I suddenly realized *I* was the test. Me, walking past them, was part of today’s discipline. In the body language of both owner and dog, this was not a problem necessarily: it was a bit of a game, perhaps. But I was a tasty morsel, something to lunge after: and the owner, with his fresh grip on the leash and his stance, was basically telling his dog, “Don’t lunge.” And she was staring at me, but with her stolid gaze she was basically responding, “I shall not lunge.”

I had admiration for the man — like i said I have a lot of respect for dog owners with well-behaved dogs – but as I moved past them, and caught a look at the dog’s face, I melted inside. Here was an animal: large, dignified, perhaps of some age, whose every instinct is to bark and defend. To protect with teeth and claw. Or, less dramatically, to aggressively sniff  or slather affection on the approaching species. She wasn’t doing what felt natural, what felt called for: she held her ground and merely observed me come and go. You gotta really respect a dog — as an individual! in its own right! — when it can do that.

Who taught her how to do that? Her owner: the dude holding the leash. He can’t prevent her from choosing to barkbarkbarkBARK or breaking away from him, without having his arm ripped out of its socket. But there’s enough symbiosis in their relationship that she knows there’s a reward for “good behavior” i.e. not doing what feels normal.

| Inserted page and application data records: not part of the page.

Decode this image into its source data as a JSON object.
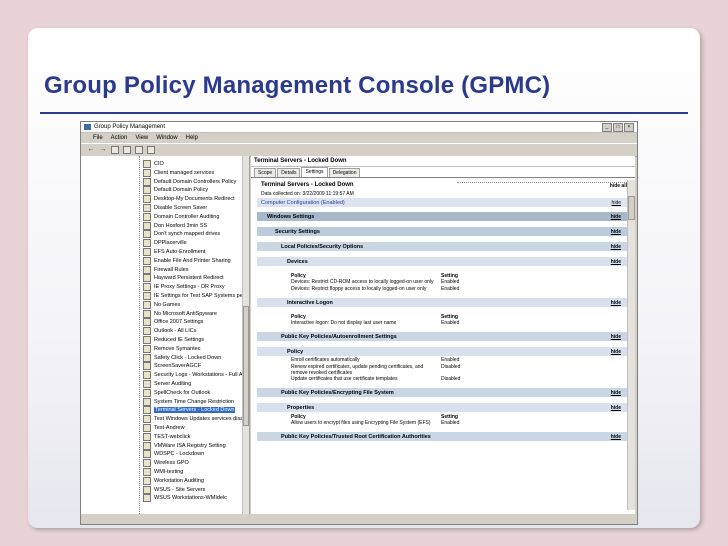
{
  "slide_title": "Group Policy Management Console (GPMC)",
  "window": {
    "title": "Group Policy Management",
    "menu": [
      "File",
      "Action",
      "View",
      "Window",
      "Help"
    ],
    "controls": {
      "min": "_",
      "max": "□",
      "close": "×"
    }
  },
  "toolbar": {
    "back_icon": "back-arrow",
    "forward_icon": "forward-arrow"
  },
  "tree": {
    "items": [
      "CIO",
      "Client managed services",
      "Default Domain Controllers Policy",
      "Default Domain Policy",
      "Desktop-My Documents Redirect",
      "Disable Screen Saver",
      "Domain Controller Auditing",
      "Don Hosford 3min SS",
      "Don't synch mapped drives",
      "DPPlacerville",
      "EFS Auto-Enrollment",
      "Enable File And Printer Sharing",
      "Firewall Rules",
      "Hayward Persistent Redirect",
      "IE Proxy Settings - DR Proxy",
      "IE Settings for Test SAP Systems per",
      "No Games",
      "No Microsoft AntiSpyware",
      "Office 2007 Settings",
      "Outlook - All LICs",
      "Reduced IE Settings",
      "Remove Symantec",
      "Safety Click - Locked Down",
      "ScreenSaverAGCF",
      "Security Logs - Workstations - Full Ac",
      "Server Auditing",
      "SpellCheck for Outlook",
      "System Time Change Restriction",
      "Terminal Servers - Locked Down",
      "Test Windows Updates services disa",
      "Test-Andrew",
      "TEST-webclick",
      "VMWare ISA Registry Setting",
      "WDSPC - Lockdown",
      "Wireless GPO",
      "WMI-testing",
      "Workstation Auditing",
      "WSUS - Site Servers",
      "WSUS Workstations-WMIdelc"
    ],
    "selected_index": 28
  },
  "right": {
    "title": "Terminal Servers - Locked Down",
    "tabs": [
      "Scope",
      "Details",
      "Settings",
      "Delegation"
    ],
    "active_tab": 2,
    "report": {
      "heading": "Terminal Servers - Locked Down",
      "hide_all": "hide all",
      "collected": "Data collected on: 3/22/2009 11:19:57 AM",
      "computer_config": "Computer Configuration (Enabled)",
      "hide": "hide",
      "sections": {
        "windows_settings": "Windows Settings",
        "security_settings": "Security Settings",
        "local_policies": "Local Policies/Security Options",
        "devices": "Devices",
        "interactive_logon": "Interactive Logon",
        "pk_autoenroll": "Public Key Policies/Autoenrollment Settings",
        "policy_head": "Policy",
        "pk_efs": "Public Key Policies/Encrypting File System",
        "properties": "Properties",
        "pk_trusted": "Public Key Policies/Trusted Root Certification Authorities"
      },
      "col_policy": "Policy",
      "col_setting": "Setting",
      "devices_rows": [
        {
          "policy": "Devices: Restrict CD-ROM access to locally logged-on user only",
          "setting": "Enabled"
        },
        {
          "policy": "Devices: Restrict floppy access to locally logged-on user only",
          "setting": "Enabled"
        }
      ],
      "logon_rows": [
        {
          "policy": "Interactive logon: Do not display last user name",
          "setting": "Enabled"
        }
      ],
      "autoenroll_rows": [
        {
          "policy": "Enroll certificates automatically",
          "setting": "Enabled"
        },
        {
          "policy": "Renew expired certificates, update pending certificates, and remove revoked certificates",
          "setting": "Disabled"
        },
        {
          "policy": "Update certificates that use certificate templates",
          "setting": "Disabled"
        }
      ],
      "efs_rows": [
        {
          "policy": "Allow users to encrypt files using Encrypting File System (EFS)",
          "setting": "Enabled"
        }
      ]
    }
  }
}
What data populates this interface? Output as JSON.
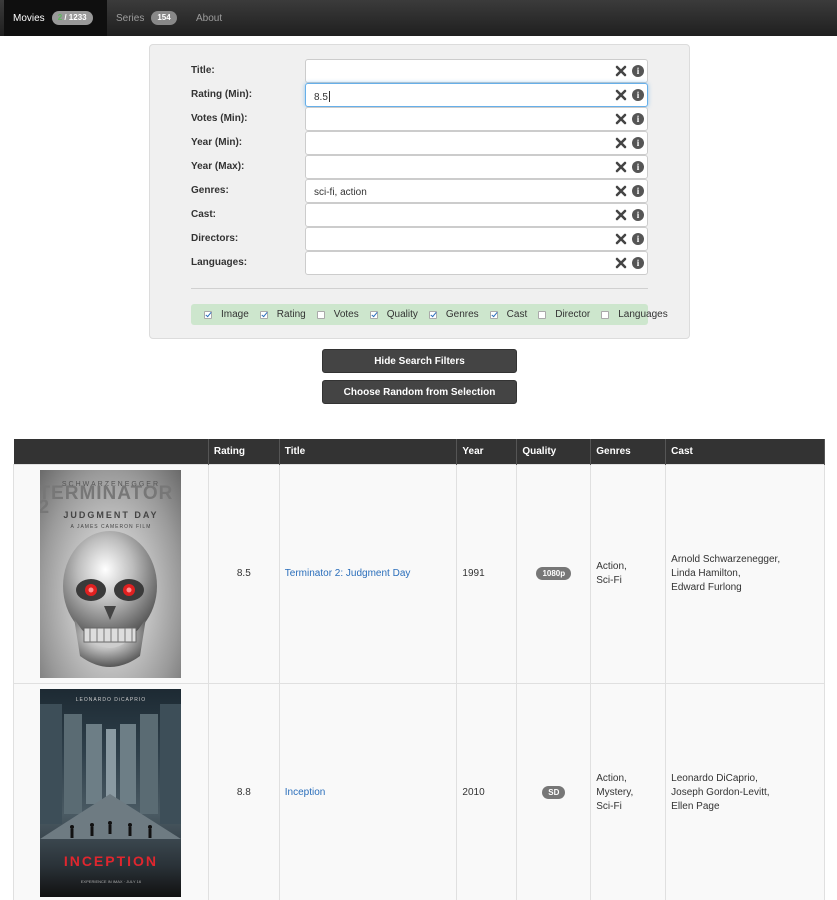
{
  "nav": {
    "movies": {
      "label": "Movies",
      "badge_hl": "2",
      "badge_total": " / 1233"
    },
    "series": {
      "label": "Series",
      "badge": "154"
    },
    "about": {
      "label": "About"
    }
  },
  "filters": [
    {
      "label": "Title:",
      "value": ""
    },
    {
      "label": "Rating (Min):",
      "value": "8.5"
    },
    {
      "label": "Votes (Min):",
      "value": ""
    },
    {
      "label": "Year (Min):",
      "value": ""
    },
    {
      "label": "Year (Max):",
      "value": ""
    },
    {
      "label": "Genres:",
      "value": "sci-fi, action"
    },
    {
      "label": "Cast:",
      "value": ""
    },
    {
      "label": "Directors:",
      "value": ""
    },
    {
      "label": "Languages:",
      "value": ""
    }
  ],
  "columns_toggle": [
    {
      "label": "Image",
      "checked": true
    },
    {
      "label": "Rating",
      "checked": true
    },
    {
      "label": "Votes",
      "checked": false
    },
    {
      "label": "Quality",
      "checked": true
    },
    {
      "label": "Genres",
      "checked": true
    },
    {
      "label": "Cast",
      "checked": true
    },
    {
      "label": "Director",
      "checked": false
    },
    {
      "label": "Languages",
      "checked": false
    }
  ],
  "buttons": {
    "hide_filters": "Hide Search Filters",
    "random": "Choose Random from Selection"
  },
  "table": {
    "headers": [
      "",
      "Rating",
      "Title",
      "Year",
      "Quality",
      "Genres",
      "Cast"
    ],
    "rows": [
      {
        "rating": "8.5",
        "title": "Terminator 2: Judgment Day",
        "year": "1991",
        "quality": "1080p",
        "genres": [
          "Action,",
          "Sci-Fi"
        ],
        "cast": [
          "Arnold Schwarzenegger,",
          "Linda Hamilton,",
          "Edward Furlong"
        ],
        "poster": {
          "top": "SCHWARZENEGGER",
          "big": "TERMINATOR 2",
          "sub": "JUDGMENT DAY",
          "sub2": "A JAMES CAMERON FILM"
        }
      },
      {
        "rating": "8.8",
        "title": "Inception",
        "year": "2010",
        "quality": "SD",
        "genres": [
          "Action,",
          "Mystery,",
          "Sci-Fi"
        ],
        "cast": [
          "Leonardo DiCaprio,",
          "Joseph Gordon-Levitt,",
          "Ellen Page"
        ],
        "poster": {
          "top": "LEONARDO DiCAPRIO",
          "title": "INCEPTION",
          "bot": "EXPERIENCE IN IMAX · JULY 16"
        }
      }
    ]
  },
  "colors": {
    "navbar": "#222222",
    "accent_badge": "#5cb85c",
    "link": "#2a6ebb",
    "column_bar": "#cde6cd"
  },
  "icons": {
    "clear": "times-icon",
    "info": "info-icon"
  }
}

Part of the reward might be a biscuit. But maybe the other part of the reward is the relationship: the way both of them feel when there is peace. Suddenly dog and owner have mutual experience: we watch things come and go, we observe together the world around us together. It becomes less punishment-&-reward and more exploration, gentle adventure.

Also there’s trust, established from probably years of training between this man and pooch. He loves her and knows her every instinct. She loves him and trusts his guidance. There’s intuition, respect and practice, all rolled into one here.

I’m not a dog person per se, but in this moment I became one, because for the first time I had an inkling of what it might be like to be a dog. Left to my own devices, I go down rabbit hole after rabbit hole, striving, scheming, reacting, defending, barkbarkbarkBARKING at the world.

The driver in the seat is my crazy mind: the thing that starts up the minute I awake and the last thing to quiet down before I sleep. It catches a whiff of something and — off it goes! My mind is like an untrained dog loose in the streets: hugely entertaining at first, then a nuisance, then frightening. I’ve come to realize there’s nothing I can do to stop it from doing whatever it wants, and if I don’t manage it, I end up chasing after it fruitlessly.

Massage therapy is hugely helpful in helping us put our minds on leash. As we lie in gentle repose in session, our beatific countenance could belie the raging turmoil within. There we are: all relaxed and stuff, and meanwhile we’re counting up errands, or reviewing some horrible conversation we had last week, or planning what to do on the weekend. It’s exhausting. And we’re supposed to be relaxing!

What saves us? Presence. The massage therapist is there, their hands shifting in response to what he or she perceives in our frame. Over and over again, as the minutes tick by in session, both the massage therapist and the client acknowledge their instinct: to check out, to lunge at whatever our mind purveys, to escape. Over and over again, your massage therapist says in his touch, “don’t lunge.” And as the client, you are learning how not to lunge.

The reward is the peace that exists in session: that we long for, all week, that we crave for a month or 3 months until our next appointment. Here is safety. Here is repose. Good dog. Stay.

Stay.